No doubt Charles Dutoit was originally in the driving seat for this Prom, but step forward Alain Altinoglu who led the Royal Philharmonic Orchestra in a vividly theatrical performance of Ravel’s Daphnis and Chloe, complete, preferable this way so as to appreciate the composer’s overall structural mastery as well as savouring the opulence and the bold colours.
Altinoglu had the measure of the piece. It is a glittering and brilliant score that at its heart is a pastoral romance. Some conductors turn it into a Technicolor spectacular but Altinoglu was detailed and suitably balletic with a feeling for characterisation, including grotesquery and youthful ardour. The opening beguiled with subtle gradations of timbre and gracefully moulded lines, and there were lovely shadings and rhythmically supple phrasing. In the glorious ‘Daybreak’ (which opens Suite 2) he drew refined and, as appropriate, full-blooded playing from the RPO. The woodwinds were eloquent throughout with Emer McDonough’s flute wistful and touching, and the combined choirs brought an otherworldly element of Ravel’s score as well as youthful ardour and virile power, although a ringing mobile did them (and us) no favours at one point. The final ‘Bacchanal’ exuded electrifying energy and excitement.
Earlier, Francesco Piemontesi had played Mozart’s final Piano Concerto, its intimacy dwarfed by the size of the Royal Albert Hall, Radio 3 listeners probably getting a better deal, and clapping at the end of the first movement didn’t aid concentration. However, Piemontesi creating pearly tones with flowing (added and liberal) decoration, his fingers remarkably neat, and he caught the work’s moods perfectly. Altinoglu and the RPO accompanied attentively although sometimes the strings were thin.
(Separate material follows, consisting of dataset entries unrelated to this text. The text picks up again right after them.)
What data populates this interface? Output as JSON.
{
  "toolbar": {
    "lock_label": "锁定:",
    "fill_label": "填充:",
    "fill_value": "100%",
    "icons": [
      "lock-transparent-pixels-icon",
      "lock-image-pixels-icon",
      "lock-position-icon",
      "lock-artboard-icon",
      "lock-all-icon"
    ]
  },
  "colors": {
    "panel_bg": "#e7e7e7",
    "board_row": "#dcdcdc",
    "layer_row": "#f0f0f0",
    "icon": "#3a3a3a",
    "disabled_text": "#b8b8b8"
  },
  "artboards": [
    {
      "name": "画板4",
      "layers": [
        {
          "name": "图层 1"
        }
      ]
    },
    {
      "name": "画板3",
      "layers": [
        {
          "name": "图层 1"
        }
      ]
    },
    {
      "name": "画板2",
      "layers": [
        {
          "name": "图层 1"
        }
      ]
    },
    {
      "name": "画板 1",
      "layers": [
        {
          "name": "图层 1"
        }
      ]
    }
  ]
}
As an encore Piemontesi played the first of Brahms’s Opus 117 Intermezzos with melting loveliness.
The evening began with Faure’s Pavane in its choral version, intimate and fervent, Altinoglu keeping the music moving so that its ebb and flow was natural.